‘Locums costs continue to be an issue for many practices. While a 1% uplift may help ease these problems it remains to be seen if any extra income actually finds its way through to partners drawings.’

Mr Senior also pointed out that ‘bearing in mind that the inflation in September 2016 was running at 1% and the Bank of England is expecting it to increase to perhaps 2% by September 2017 and possible 2.8% in the following year, I don’t think many practices will actually find the 1% uplift ending up in partners pockets’.

‘For many I suspect that take home pay will indeed be flat,’ he said.

But GPC deputy chair Dr Richard Vautrey told Pulse: ‘The expectation of this year’s contract investment leading to an average 1% pay uplift is something we should expect to happen.

‘Particularly as the most up to date GP earnings figures published in September 2016 showed that average GP earnings in 2014/15 increased by an average of 0.4% overall and 1.7% for GP contractors, and that followed significantly less investment that year than this, following the derisory DDRB award that year.’

GP partners said they saw their pay drop by an average of 4% in the first six months of 2016/17, according to a recent Pulse survey.

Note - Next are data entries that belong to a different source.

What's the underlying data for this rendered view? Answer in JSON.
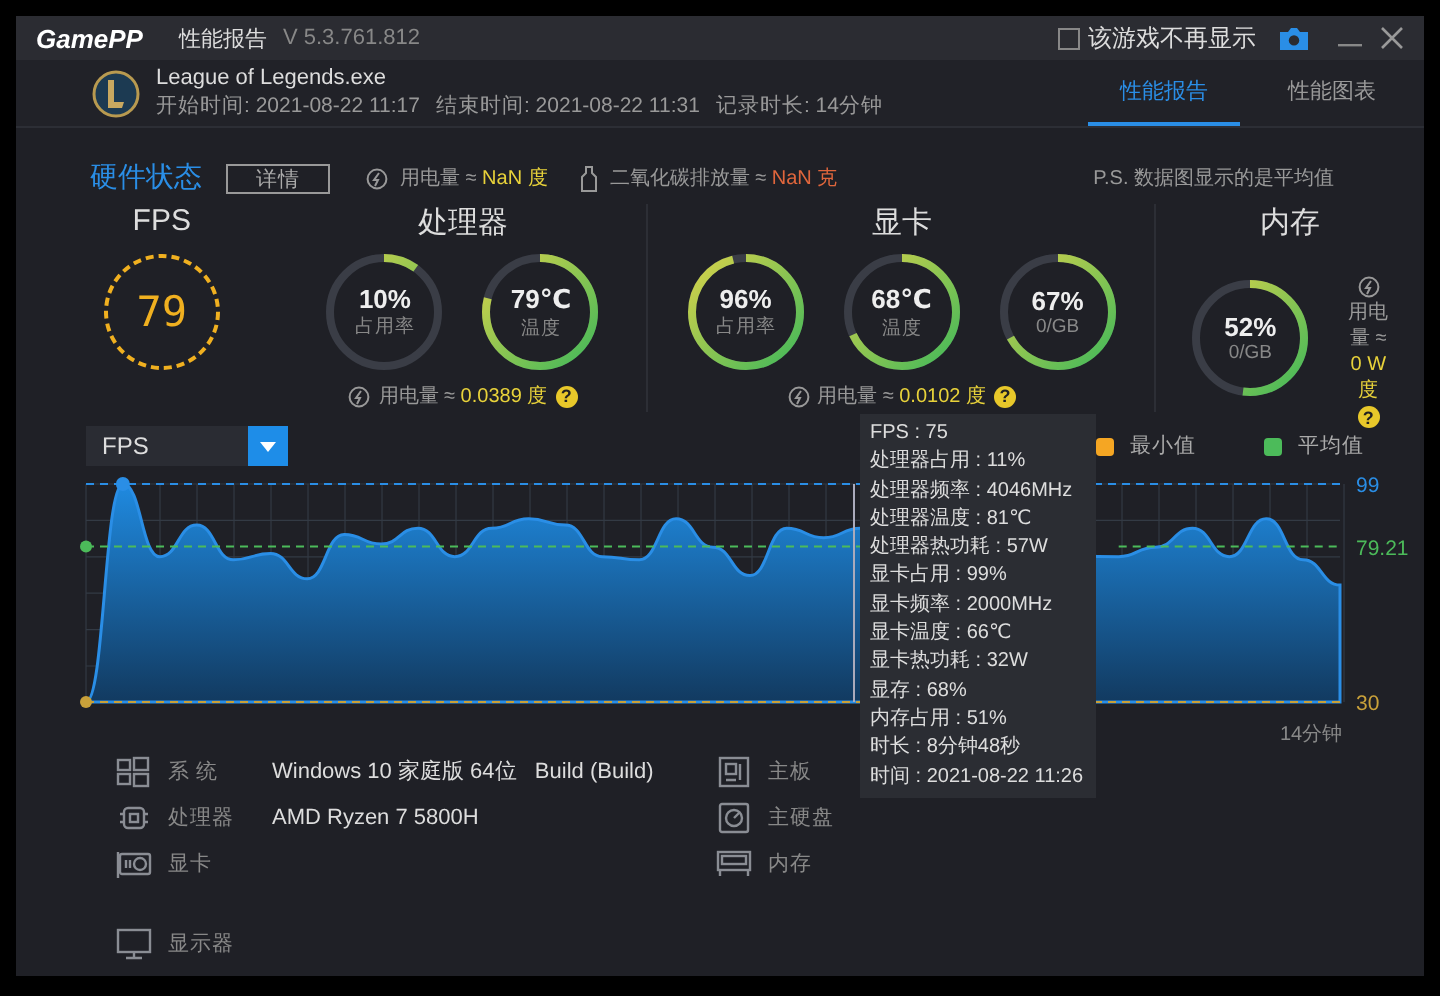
{
  "window": {
    "logo": "GamePP",
    "title": "性能报告",
    "version": "V 5.3.761.812",
    "hide_checkbox": {
      "label": "该游戏不再显示",
      "checked": false
    }
  },
  "game": {
    "name": "League of Legends.exe",
    "start": "开始时间: 2021-08-22 11:17",
    "end": "结束时间: 2021-08-22 11:31",
    "duration": "记录时长: 14分钟"
  },
  "tabs": [
    {
      "label": "性能报告",
      "selected": true
    },
    {
      "label": "性能图表",
      "selected": false
    }
  ],
  "status": {
    "title": "硬件状态",
    "details_button": "详情",
    "power_label": "用电量 ≈",
    "power_value": "NaN 度",
    "co2_label": "二氧化碳排放量 ≈",
    "co2_value": "NaN 克",
    "note": "P.S. 数据图显示的是平均值"
  },
  "fps": {
    "title": "FPS",
    "value": "79"
  },
  "groups": [
    {
      "title": "处理器",
      "kind": "below",
      "gauges": [
        {
          "value": "10%",
          "label": "占用率",
          "level": 0.1
        },
        {
          "value": "79℃",
          "label": "温度",
          "level": 0.79
        }
      ],
      "power_label": "用电量 ≈",
      "power_value": "0.0389 度",
      "help": "?"
    },
    {
      "title": "显卡",
      "kind": "below",
      "gauges": [
        {
          "value": "96%",
          "label": "占用率",
          "level": 0.96
        },
        {
          "value": "68℃",
          "label": "温度",
          "level": 0.68
        },
        {
          "value": "67%",
          "label": "0/GB",
          "level": 0.67
        }
      ],
      "power_label": "用电量 ≈",
      "power_value": "0.0102 度",
      "help": "?"
    },
    {
      "title": "内存",
      "kind": "side",
      "gauges": [
        {
          "value": "52%",
          "label": "0/GB",
          "level": 0.52
        }
      ],
      "power_label": "用电量 ≈",
      "power_value": "0 W度",
      "help": "?"
    }
  ],
  "chart": {
    "legend": [
      {
        "label": "最小值",
        "color": "#f5a623"
      }
    ],
    "end_label": "14分钟",
    "chart_data": {
      "type": "area",
      "ylim": [
        30,
        99
      ],
      "yticks": [
        30,
        79.21,
        99
      ],
      "grid": true,
      "series": [
        {
          "name": "FPS",
          "color": "#2a8ee6",
          "values": [
            30,
            99,
            76,
            86,
            75,
            77,
            69,
            83,
            80,
            85,
            76,
            85,
            88,
            86,
            76,
            75,
            88,
            79,
            70,
            85,
            82,
            85,
            null,
            null,
            null,
            null,
            null,
            null,
            76,
            79,
            85,
            76,
            88,
            75,
            67
          ]
        },
        {
          "name": "平均值",
          "type": "line",
          "line_style": "dashed",
          "color": "#4cbb5a",
          "values": [
            79.21,
            79.21,
            79.21,
            79.21,
            79.21,
            79.21,
            79.21,
            79.21,
            79.21,
            79.21,
            79.21,
            79.21,
            79.21,
            79.21,
            79.21,
            79.21,
            79.21,
            79.21,
            79.21,
            79.21,
            79.21,
            79.21,
            null,
            null,
            null,
            null,
            null,
            null,
            79.21,
            79.21,
            79.21,
            79.21,
            79.21,
            79.21,
            79.21
          ]
        }
      ]
    }
  },
  "tooltip": {
    "lines": [
      "FPS : 75",
      "处理器占用 : 11%",
      "处理器频率 : 4046MHz",
      "处理器温度 : 81℃",
      "处理器热功耗 : 57W",
      "显卡占用 : 99%",
      "显卡频率 : 2000MHz",
      "显卡温度 : 66℃",
      "显卡热功耗 : 32W",
      "显存 : 68%",
      "内存占用 : 51%",
      "时长 : 8分钟48秒",
      "时间 : 2021-08-22 11:26"
    ]
  },
  "system_info": {
    "left": [
      {
        "label": "系 统",
        "value": "Windows 10 家庭版 64位   Build (Build)"
      },
      {
        "label": "处理器",
        "value": "AMD Ryzen 7 5800H"
      },
      {
        "label": "显卡"
      }
    ],
    "right": [
      {
        "label": "主板"
      },
      {
        "label": "主硬盘"
      },
      {
        "label": "内存"
      }
    ],
    "monitor": {
      "label": "显示器"
    }
  }
}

What extra funding is in the 2017/18 GP contract?

The 2017/18 contract comes with a 3.3% overall uplift to funding worth £238.7m.

This includes a 5.9% increase to global sum to an average £85.35 per patient.

The GPC said in a letter to GPs that it had ‘agreed an increase in expenses that should deliver a pay uplift of 1%, which will be added to global sum’.

NHS Employers said it also included a 1.4% ‘general expenses uplift’.

The larger rise in global sum stems from the return of £156.7m that had been tied to the Avoiding unplanned admissions DES.

Expenses agreed to be covered include the cost of population growth, the cost of CQC fees, indemnity inflation and reimbursement for added workload related to a new patient record transfer system being rolled out by Capita.